- Your assignment: Each line from the one containing "Parse this screenshot: output" through the last line of the records is to be repeated exactly, with all pictures left out.

···

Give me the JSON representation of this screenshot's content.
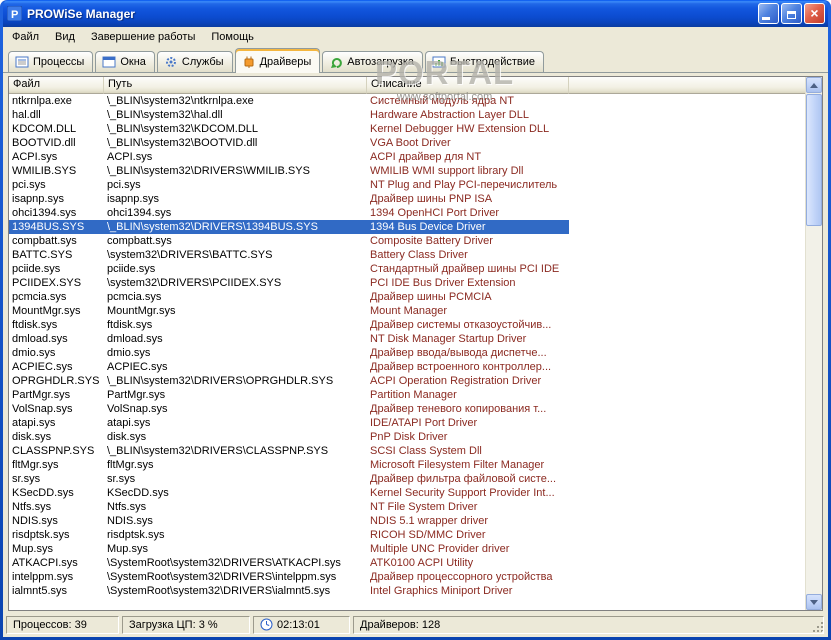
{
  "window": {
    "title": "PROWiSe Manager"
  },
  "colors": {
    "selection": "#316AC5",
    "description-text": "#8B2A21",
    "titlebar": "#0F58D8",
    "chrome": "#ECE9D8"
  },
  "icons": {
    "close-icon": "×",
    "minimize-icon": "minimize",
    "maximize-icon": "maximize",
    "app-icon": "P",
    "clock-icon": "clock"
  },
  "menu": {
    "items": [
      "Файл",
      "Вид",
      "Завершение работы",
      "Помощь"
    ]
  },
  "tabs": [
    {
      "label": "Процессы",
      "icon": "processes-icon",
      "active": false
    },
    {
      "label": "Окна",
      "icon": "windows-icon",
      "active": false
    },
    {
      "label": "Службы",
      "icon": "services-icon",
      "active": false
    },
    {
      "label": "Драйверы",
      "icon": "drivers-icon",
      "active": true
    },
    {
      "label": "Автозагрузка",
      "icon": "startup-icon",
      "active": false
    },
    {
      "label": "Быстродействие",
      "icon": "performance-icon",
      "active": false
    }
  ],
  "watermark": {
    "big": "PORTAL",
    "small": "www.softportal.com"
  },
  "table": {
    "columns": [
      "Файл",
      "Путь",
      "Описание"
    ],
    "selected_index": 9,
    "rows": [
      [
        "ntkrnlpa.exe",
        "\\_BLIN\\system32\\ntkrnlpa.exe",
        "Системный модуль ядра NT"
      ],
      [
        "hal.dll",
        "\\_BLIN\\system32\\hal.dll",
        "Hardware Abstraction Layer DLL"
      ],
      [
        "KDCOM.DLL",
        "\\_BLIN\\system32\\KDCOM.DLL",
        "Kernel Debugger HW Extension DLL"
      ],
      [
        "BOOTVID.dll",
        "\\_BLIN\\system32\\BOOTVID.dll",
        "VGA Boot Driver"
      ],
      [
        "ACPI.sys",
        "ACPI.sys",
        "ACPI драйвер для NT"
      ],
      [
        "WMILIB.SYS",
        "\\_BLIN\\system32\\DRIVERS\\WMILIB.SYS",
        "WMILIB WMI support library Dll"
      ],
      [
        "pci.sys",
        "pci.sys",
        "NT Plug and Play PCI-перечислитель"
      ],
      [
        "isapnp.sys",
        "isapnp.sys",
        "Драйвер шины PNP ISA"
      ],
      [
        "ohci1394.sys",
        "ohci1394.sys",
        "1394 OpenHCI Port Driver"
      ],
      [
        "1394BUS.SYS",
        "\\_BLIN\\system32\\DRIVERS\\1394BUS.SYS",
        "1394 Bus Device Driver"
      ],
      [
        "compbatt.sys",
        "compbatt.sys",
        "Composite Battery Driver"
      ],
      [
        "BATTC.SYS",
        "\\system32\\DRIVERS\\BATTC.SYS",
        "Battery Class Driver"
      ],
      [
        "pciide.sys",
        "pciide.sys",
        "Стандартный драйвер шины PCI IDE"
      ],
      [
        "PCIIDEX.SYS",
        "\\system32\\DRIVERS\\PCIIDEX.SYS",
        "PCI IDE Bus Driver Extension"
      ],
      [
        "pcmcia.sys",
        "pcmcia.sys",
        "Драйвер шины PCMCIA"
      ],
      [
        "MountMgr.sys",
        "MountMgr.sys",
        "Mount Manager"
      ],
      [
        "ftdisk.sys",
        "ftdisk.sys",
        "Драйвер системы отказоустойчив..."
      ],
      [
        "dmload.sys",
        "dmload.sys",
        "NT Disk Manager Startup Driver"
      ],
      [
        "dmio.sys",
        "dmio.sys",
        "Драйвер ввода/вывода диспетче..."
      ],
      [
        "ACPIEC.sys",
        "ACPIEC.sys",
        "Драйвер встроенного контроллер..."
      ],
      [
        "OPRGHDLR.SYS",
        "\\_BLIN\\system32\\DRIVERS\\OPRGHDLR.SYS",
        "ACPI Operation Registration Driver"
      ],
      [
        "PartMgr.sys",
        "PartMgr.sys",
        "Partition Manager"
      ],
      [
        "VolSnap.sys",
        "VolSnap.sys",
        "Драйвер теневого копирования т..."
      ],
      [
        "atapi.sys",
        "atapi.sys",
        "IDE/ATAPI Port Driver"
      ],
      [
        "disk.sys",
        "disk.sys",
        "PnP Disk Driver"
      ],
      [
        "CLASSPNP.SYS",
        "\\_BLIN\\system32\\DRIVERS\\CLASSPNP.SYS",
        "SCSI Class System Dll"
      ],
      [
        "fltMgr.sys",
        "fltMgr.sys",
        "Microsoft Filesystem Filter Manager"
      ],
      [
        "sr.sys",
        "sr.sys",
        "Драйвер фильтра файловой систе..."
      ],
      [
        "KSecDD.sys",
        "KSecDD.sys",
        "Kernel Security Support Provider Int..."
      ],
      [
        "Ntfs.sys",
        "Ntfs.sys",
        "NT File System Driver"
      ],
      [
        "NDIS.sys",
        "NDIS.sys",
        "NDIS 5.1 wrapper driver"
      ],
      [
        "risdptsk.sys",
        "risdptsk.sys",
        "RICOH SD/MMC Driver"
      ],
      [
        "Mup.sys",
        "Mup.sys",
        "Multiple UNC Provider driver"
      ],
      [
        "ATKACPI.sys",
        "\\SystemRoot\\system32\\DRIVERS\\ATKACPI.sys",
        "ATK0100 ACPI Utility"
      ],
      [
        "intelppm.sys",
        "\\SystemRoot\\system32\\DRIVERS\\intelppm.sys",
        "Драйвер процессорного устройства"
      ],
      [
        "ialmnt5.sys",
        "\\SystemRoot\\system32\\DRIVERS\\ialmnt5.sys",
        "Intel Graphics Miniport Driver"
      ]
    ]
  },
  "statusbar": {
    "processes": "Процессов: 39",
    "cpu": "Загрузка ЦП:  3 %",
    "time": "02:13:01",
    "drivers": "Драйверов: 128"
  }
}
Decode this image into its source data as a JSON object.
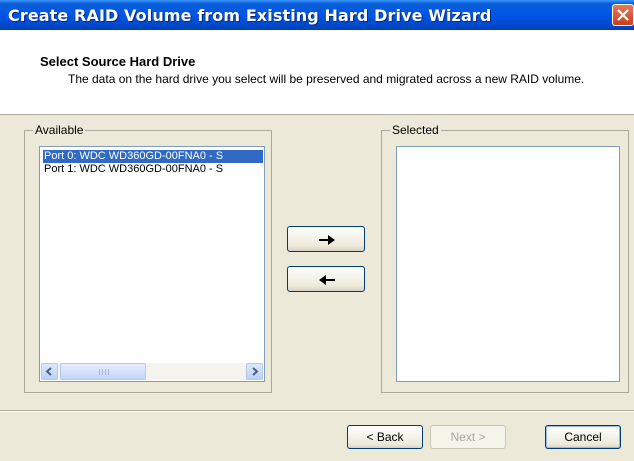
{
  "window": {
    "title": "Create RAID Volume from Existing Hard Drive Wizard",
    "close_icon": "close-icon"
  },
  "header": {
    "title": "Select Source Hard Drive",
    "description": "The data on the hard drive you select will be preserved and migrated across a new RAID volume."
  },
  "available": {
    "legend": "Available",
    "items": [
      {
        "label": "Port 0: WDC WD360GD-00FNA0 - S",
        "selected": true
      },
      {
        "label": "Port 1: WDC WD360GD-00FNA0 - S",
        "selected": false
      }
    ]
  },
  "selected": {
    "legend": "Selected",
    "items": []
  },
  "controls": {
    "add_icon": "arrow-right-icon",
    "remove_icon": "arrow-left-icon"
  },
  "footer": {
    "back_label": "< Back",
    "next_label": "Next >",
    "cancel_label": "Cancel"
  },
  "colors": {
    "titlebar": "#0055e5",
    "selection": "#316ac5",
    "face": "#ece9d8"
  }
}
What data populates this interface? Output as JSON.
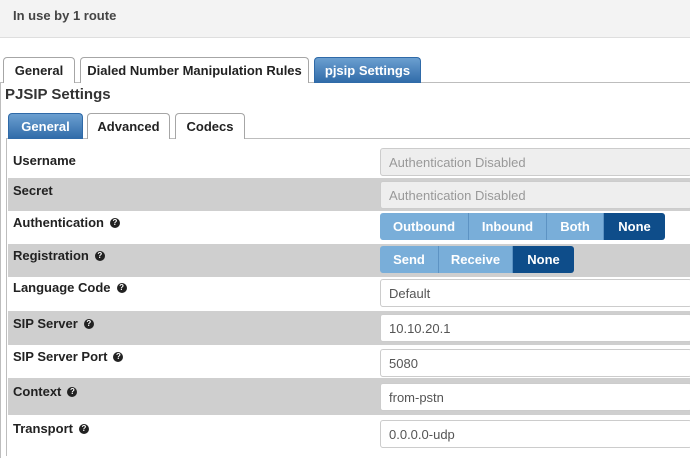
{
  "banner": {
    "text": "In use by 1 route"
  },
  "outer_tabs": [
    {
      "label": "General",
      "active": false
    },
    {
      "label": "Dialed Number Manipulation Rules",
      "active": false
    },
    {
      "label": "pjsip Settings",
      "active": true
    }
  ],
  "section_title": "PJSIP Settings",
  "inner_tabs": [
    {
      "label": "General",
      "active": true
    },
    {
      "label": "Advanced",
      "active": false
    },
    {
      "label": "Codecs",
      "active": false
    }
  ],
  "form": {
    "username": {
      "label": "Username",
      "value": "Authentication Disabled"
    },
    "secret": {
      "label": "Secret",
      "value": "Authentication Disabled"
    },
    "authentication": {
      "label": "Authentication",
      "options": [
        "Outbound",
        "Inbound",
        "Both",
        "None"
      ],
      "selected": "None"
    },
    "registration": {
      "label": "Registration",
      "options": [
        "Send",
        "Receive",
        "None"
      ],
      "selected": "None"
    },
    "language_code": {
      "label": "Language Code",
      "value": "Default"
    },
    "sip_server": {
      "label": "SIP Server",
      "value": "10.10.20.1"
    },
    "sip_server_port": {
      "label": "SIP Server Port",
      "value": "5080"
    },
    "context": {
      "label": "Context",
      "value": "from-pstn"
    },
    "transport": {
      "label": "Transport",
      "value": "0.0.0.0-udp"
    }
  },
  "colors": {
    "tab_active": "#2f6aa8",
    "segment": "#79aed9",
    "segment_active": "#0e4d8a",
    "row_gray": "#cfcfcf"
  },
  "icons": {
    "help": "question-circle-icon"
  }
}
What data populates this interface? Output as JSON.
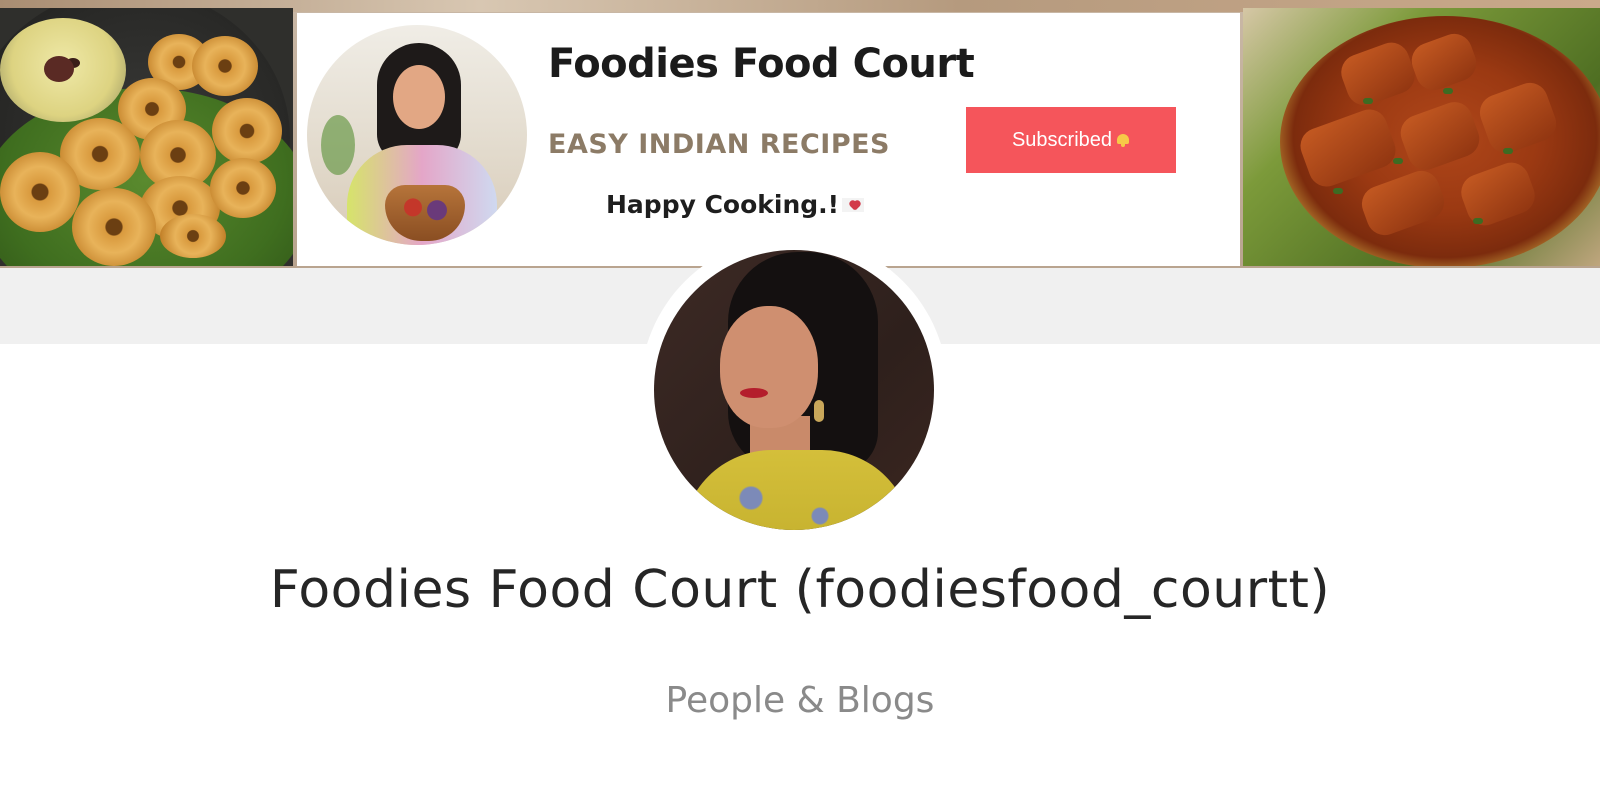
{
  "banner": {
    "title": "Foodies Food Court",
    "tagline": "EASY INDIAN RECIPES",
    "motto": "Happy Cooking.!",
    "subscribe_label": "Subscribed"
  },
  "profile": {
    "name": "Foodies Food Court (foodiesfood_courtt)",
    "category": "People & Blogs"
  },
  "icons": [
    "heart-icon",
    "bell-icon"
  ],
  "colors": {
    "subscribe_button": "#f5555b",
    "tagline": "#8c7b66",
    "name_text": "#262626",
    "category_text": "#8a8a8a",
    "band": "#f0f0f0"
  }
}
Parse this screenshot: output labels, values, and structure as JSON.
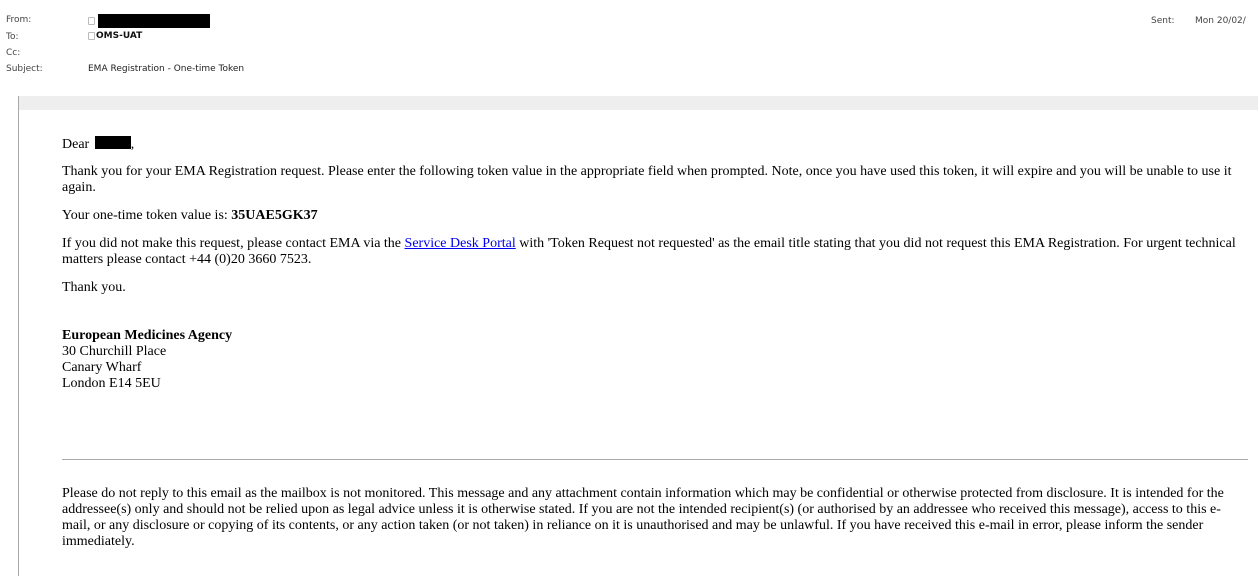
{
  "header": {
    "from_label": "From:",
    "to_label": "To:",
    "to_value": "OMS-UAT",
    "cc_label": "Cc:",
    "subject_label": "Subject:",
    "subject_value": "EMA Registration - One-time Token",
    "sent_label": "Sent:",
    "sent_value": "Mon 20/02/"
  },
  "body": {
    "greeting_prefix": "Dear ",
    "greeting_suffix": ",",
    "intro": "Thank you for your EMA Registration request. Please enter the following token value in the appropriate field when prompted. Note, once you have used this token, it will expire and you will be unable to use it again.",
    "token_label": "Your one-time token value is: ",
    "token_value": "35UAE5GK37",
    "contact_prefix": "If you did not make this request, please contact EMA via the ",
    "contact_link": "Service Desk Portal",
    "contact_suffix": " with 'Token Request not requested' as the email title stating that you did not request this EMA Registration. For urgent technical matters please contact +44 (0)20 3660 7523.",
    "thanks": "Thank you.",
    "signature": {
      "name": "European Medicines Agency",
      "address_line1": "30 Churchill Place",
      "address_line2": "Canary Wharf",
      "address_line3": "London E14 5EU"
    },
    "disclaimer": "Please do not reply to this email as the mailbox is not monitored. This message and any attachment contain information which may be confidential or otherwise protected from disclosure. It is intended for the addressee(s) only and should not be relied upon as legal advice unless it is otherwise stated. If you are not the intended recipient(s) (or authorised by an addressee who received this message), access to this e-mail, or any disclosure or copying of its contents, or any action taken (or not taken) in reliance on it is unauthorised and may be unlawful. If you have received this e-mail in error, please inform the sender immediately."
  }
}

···

- Answer section:
Parse this screenshot: output labels, values, and structure as JSON.
{
  "header": {
    "from_label": "From:",
    "to_label": "To:",
    "to_value": "OMS-UAT",
    "cc_label": "Cc:",
    "subject_label": "Subject:",
    "subject_value": "EMA Registration - One-time Token",
    "sent_label": "Sent:",
    "sent_value": "Mon 20/02/"
  },
  "body": {
    "greeting_prefix": "Dear ",
    "greeting_suffix": ",",
    "intro": "Thank you for your EMA Registration request. Please enter the following token value in the appropriate field when prompted. Note, once you have used this token, it will expire and you will be unable to use it again.",
    "token_label": "Your one-time token value is: ",
    "token_value": "35UAE5GK37",
    "contact_prefix": "If you did not make this request, please contact EMA via the ",
    "contact_link": "Service Desk Portal",
    "contact_suffix": " with 'Token Request not requested' as the email title stating that you did not request this EMA Registration. For urgent technical matters please contact +44 (0)20 3660 7523.",
    "thanks": "Thank you.",
    "signature": {
      "name": "European Medicines Agency",
      "address_line1": "30 Churchill Place",
      "address_line2": "Canary Wharf",
      "address_line3": "London E14 5EU"
    },
    "disclaimer": "Please do not reply to this email as the mailbox is not monitored. This message and any attachment contain information which may be confidential or otherwise protected from disclosure. It is intended for the addressee(s) only and should not be relied upon as legal advice unless it is otherwise stated. If you are not the intended recipient(s) (or authorised by an addressee who received this message), access to this e-mail, or any disclosure or copying of its contents, or any action taken (or not taken) in reliance on it is unauthorised and may be unlawful. If you have received this e-mail in error, please inform the sender immediately."
  }
}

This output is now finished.